Unlike the 2004 remake starring Dwayne “The Rock” Johnson, the original Walking Tall is played almost entirely seriously – which no doubt has a lot to do with the fact the real life Buford Pusser was still knocking around at the time and had some involvement in the film. It is also indicative of the era in which it was made, an era in which big budget disaster movies and darker reality-based cinema was on the increase. Whereas the remake stemmed from the post-9/11 world and went directly for broad entertainment status, the same cannot be said for the film from which it draws influence
Buford Pusser returns to his hometown after spending years on the road performing as a wrestler. This aren’t quite as he remembers them, however, as the town is now being run by a great big bunch of unpleasant criminals who have taken control of much of the local economy and left its residents in fear. Buford, being the man that he is, won’t take this lying down and decides to fight back despite the insurmountable odds that stand against him and the very real likelihood that his crusade will get him killed and, quite possibly, the rest of his family. But never fear, because he is joined by Bruce Glover as his reliable deputy – everyone will know him better as Mr Wint in Diamonds and Forever and, perhaps less so, the father of Crispin Glover.
It’s a hard hitting affair, or at least it would have been at the time. Nowadays it sits somewhere between gritty realism and laughable moments of over-exaggerated gesticulation. Blood is over-saturated and looks poor by today’s standards, but that doesn’t get in the way of the violence which is frequent and graphic. The only problem is that it more often than not ruined by the style of the era – over-emphasising everything to the point where it’s one notch away from Airplane-style parody.
At the centre of all this however is Joe Don Baker, latterly known for his appearances in the Pierce Brosnan Bond films as Wade, and a brief stint before that as the villain in the Timothy Dalton Bond film The Living Daylights. Through thick and thin, despite multiple attempts on his life, he continues on his quest for justice. He attempts to clean up his home town by using the letter of the law to his advantage. Baker displays a belligerent expression throughout, so he wasn’t exactly stretched in his performance.

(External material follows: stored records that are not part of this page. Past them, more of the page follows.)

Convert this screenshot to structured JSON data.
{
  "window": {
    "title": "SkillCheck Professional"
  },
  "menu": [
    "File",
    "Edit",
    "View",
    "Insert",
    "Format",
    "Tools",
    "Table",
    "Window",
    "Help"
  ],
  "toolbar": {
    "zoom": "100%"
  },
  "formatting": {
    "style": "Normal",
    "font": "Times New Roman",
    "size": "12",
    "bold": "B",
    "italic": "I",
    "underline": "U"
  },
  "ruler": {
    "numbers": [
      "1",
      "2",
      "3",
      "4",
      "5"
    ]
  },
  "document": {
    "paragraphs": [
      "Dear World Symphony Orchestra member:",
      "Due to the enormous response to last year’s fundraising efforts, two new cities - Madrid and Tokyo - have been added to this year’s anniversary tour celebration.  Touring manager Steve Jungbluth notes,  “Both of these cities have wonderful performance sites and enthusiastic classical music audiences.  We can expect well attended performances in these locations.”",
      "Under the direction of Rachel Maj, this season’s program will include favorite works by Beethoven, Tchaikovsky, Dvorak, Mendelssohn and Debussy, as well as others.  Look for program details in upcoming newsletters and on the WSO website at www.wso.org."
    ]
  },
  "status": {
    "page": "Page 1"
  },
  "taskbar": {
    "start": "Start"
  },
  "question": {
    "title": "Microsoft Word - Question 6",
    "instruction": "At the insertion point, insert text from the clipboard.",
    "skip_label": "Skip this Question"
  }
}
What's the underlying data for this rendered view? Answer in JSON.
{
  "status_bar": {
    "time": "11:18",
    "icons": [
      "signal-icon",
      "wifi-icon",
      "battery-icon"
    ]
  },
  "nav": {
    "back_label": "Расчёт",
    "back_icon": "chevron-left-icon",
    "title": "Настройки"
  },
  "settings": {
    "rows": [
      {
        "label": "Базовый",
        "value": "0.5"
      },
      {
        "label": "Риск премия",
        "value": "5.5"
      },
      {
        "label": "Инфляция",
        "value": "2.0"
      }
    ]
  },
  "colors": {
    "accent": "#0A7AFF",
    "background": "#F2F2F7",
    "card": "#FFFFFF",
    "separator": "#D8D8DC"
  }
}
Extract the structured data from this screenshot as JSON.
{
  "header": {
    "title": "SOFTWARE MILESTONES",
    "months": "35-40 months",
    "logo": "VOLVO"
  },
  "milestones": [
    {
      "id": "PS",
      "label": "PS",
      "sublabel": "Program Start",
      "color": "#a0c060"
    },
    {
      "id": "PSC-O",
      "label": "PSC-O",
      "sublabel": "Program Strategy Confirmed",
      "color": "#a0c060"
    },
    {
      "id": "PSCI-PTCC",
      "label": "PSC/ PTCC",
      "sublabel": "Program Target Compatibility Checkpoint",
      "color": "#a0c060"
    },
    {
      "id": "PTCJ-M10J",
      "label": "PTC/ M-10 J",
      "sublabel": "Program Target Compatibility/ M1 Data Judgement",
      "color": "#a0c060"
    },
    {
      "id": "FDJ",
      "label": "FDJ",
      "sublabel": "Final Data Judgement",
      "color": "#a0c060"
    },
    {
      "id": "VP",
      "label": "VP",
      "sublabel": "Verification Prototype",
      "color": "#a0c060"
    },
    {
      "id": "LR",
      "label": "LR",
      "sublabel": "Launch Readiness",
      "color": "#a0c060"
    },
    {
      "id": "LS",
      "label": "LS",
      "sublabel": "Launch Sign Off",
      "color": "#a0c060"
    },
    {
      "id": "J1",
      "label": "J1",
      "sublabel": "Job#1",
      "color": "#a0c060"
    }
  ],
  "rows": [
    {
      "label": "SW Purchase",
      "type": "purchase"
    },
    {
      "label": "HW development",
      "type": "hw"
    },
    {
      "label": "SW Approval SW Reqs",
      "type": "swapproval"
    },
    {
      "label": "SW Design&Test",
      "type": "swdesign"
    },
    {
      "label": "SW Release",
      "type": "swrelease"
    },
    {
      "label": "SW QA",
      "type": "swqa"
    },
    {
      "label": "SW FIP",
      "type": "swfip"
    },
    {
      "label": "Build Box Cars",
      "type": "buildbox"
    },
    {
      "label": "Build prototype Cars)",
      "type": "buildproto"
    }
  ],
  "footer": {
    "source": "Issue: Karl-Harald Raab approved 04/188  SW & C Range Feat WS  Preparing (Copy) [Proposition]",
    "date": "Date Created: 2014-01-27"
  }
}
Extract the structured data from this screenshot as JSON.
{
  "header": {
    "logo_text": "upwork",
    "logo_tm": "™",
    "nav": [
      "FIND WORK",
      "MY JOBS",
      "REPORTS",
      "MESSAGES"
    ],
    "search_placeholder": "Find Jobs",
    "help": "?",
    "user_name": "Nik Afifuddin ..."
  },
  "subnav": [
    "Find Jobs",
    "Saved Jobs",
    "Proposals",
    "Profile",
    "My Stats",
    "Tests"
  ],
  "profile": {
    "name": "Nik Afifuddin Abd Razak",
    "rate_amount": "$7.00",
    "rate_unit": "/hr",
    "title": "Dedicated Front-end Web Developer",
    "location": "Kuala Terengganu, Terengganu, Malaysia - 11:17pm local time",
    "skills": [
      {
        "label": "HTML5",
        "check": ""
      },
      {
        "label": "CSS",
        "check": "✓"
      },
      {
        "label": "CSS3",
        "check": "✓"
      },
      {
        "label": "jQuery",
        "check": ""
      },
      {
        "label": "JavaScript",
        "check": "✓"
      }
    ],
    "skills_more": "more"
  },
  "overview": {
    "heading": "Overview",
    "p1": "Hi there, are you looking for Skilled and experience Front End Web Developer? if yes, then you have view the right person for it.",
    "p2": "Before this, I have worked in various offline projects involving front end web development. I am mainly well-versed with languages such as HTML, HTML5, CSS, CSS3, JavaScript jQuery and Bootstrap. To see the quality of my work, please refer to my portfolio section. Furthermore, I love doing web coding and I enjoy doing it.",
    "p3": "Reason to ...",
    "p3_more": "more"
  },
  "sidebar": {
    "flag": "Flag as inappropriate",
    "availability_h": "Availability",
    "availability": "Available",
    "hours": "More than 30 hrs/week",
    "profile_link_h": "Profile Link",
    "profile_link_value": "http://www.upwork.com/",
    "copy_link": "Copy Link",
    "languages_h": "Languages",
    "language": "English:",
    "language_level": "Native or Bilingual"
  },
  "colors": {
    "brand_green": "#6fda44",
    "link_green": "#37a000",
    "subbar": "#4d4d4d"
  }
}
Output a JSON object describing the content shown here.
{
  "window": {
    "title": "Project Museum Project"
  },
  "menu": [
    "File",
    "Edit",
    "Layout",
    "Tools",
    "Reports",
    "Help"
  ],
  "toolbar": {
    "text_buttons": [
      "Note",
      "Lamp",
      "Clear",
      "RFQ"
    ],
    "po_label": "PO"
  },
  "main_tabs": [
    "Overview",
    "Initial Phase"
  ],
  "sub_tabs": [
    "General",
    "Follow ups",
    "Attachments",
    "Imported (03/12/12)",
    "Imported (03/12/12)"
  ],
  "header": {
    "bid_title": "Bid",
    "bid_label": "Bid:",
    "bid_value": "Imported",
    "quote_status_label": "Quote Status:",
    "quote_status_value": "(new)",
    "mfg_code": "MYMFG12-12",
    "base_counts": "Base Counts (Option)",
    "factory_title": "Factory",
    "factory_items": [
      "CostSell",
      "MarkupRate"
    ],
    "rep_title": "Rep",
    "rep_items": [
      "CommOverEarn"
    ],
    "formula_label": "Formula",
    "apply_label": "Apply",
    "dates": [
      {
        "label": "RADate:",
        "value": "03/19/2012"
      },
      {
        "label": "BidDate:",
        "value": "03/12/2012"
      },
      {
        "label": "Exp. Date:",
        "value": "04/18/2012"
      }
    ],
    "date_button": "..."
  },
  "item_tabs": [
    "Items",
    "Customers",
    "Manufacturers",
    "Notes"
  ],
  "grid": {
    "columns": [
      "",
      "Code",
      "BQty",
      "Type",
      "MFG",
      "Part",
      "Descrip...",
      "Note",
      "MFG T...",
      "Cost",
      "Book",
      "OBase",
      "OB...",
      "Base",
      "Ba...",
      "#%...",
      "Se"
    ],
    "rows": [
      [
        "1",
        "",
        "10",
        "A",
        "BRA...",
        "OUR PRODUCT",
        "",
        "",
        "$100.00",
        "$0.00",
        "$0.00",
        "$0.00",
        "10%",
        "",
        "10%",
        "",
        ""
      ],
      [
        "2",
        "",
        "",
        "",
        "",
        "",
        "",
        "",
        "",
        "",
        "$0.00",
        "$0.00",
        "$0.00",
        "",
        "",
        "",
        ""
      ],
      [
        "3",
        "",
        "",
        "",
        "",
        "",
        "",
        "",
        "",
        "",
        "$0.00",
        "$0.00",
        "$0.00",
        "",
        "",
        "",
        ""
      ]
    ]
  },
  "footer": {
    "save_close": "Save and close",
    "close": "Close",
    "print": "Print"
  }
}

So, a worthy endeavour if considered in its original context, although it may lack appeal to more modern audiences. Add to this the limited distinction of the villains and their personalities – and the fact there are a few too many of them – there is little to help build support for Buford’s quest to clean up the town from the audience’s perspective, nor does the occasional feeling that time is passing rather slowly – a common problem for films made at this point in time, just take a look at The Godfather. Still, it’s a solid way of spending a couple of hours, if nothing else for watching Joe Don Baker dramatically rip his own shirt off, Hulk Hogan style, in a tense court scene.